We are thrilled to announce we will be going to Seattle for the 8th annual Ready by 21 National Meeting, April 23-25, 2019. We hope you will join us!

 

Karen Pittman

Youth Today: The Algebra of Development

By Karen Pittman, July 1998

“Youth development is what you’d do for your own kid on a good day. We don’t need a fancy definition to know what to do.” This practical advice was offered recently by Hugh Price, president of the National Urban League. He’s right. We don’t need a fancy definition. We need a functional equation.

Publishing Date: 
July 1, 1998

Youth Today: The Cost of Being Certain

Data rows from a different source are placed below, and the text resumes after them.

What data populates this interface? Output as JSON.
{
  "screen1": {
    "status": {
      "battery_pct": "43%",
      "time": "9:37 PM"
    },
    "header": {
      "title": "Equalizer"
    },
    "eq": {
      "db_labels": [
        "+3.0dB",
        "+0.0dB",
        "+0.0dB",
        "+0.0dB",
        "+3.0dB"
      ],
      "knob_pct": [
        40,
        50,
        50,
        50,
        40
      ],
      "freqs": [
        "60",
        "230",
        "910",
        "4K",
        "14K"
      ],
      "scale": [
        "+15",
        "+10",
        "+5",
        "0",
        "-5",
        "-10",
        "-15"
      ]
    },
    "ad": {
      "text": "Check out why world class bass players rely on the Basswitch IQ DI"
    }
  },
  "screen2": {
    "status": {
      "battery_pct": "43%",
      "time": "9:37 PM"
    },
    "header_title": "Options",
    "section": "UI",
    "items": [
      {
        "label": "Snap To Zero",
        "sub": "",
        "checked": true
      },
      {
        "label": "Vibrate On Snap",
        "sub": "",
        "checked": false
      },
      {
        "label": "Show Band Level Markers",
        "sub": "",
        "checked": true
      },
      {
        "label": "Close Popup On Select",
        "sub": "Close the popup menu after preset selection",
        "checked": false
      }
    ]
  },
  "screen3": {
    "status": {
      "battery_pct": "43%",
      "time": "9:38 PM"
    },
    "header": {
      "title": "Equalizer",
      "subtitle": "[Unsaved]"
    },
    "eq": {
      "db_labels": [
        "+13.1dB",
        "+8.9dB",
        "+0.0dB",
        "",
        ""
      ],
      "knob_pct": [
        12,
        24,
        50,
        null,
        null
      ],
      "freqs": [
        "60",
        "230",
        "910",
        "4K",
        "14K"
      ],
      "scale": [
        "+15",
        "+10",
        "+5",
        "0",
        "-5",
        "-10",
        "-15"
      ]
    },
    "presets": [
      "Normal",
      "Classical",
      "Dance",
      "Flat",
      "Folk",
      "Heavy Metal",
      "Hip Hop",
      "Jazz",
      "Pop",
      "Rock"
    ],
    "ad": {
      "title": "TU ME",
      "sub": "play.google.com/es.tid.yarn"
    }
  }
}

By Karen Pittman, September 1998

Certainty, not cost, is what undergirds public support for measures that lock teens away for life. And certainty, not cost, is the key to any effort to build sustainable community resources to support youth development.

Cost-effectiveness research is certainly important: Showing the short-term and long-term benefits of investment, the benefits of investing in one strategy over another, the benefits of doing something versus nothing. But in the end it is certainty that is needed.

Publishing Date: 
September 1, 1998

Youth Today: No Place Like Home?

By Karen Pittman, October 1998

As with childcare, we may be on the verge of finding the middle-class issue that addresses the increasingly serious problem of youth homelessness and youth home-boundness — young people living at home because they cannot afford otherwise. As the parent of a 23-year-old non-college graduate with learning disabilities whose $8.00 an hour salary simply can’t be stretched to cover transportation food, health plan co-payments and lodging, and a 20-year-old opting to live at home and save for graduate school, I find myself thinking about housing options.

Publishing Date: 
October 1, 1998

Youth Today: Move Over, Greenspan

By Karen Pittman, November 1998

Bear with me, I want to talk about data — specifically about official indicators and why we must invest time lobbying for their effective development and use.

While there is no shortage of fact books, until recently there has been no official government compilation of indicators. Accordingly, America’s Children: Key National Indicators of Well-Being, prepared by the Federal Interagency Forum on Child and Family Statistics, had the potential to be momentous. Unfortunately, it was not.

Publishing Date: 
November 1, 1998

Youth Today: Beyond Participation

By Karen Pittman, January 1999

Power: That’s the newest word in my youth development mantra. Beyond prevention to preparation. Beyond preparation to participation. Beyond participation to power.

Publishing Date: 
January 1, 1999

Youth Today: An Unbalanced Proposition

By Karen Pittman, February 1999

President Clinton’s recent proposal to up the funding for 21st Century Schools is probably one of the youth development field’s best wins in a long time. He wants to add $400 million next year for after-school programming, for a total of $600 million. That would help provide an estimated 1 million students with after-school academic and non-academic supports and opportunities. The Youth Development Block Grant Act – which failed to win passage in the 104th Congress – was slotted for $891 million. So why aren’t youth workers cheering?

Publishing Date: 
February 1, 1999

Youth Today: Keep on Tithing

By Karen Pittman, March 1999

55. 13. 7. A lock combination? A football play? No. These are the birth rates per 1,000 15- to 19-year-olds per the U.S., Germany and the Netherlands, brought to us by D.C.-based Advocates for Youth and the University of North Carolina at Charlotte. Forty public health researchers and two teenage journalists formed a study tour that visited three countries (France was also included) to explore the sociological, cultural and community factors that influence adolescent sexual behaviors.

Publishing Date: 
March 1, 1999

Youth Today: Affordable, Accessible, Appropriate

By Karen Pittman, April 1999

Reduced Crime. Averted pregnancies. Improved grades. Reassured parents. Engaged youth. That’s five good reasons to support after-school programming for children and youth. We do not need more research to document what every parent knows: Our youth need caring people to talk to, safe places to go, healthy possibilities to explore. To the extent that we aggressively provide them with these basic supports, we increase the chances that youth stay on the paths that we lay out for them. To the extent that we leave these things to chance, or put the full burden for arranging and paying for these supports on parents, we increase the chances that youth problems will increase and youth preparation will suffer.

Publishing Date: 
April 1, 1999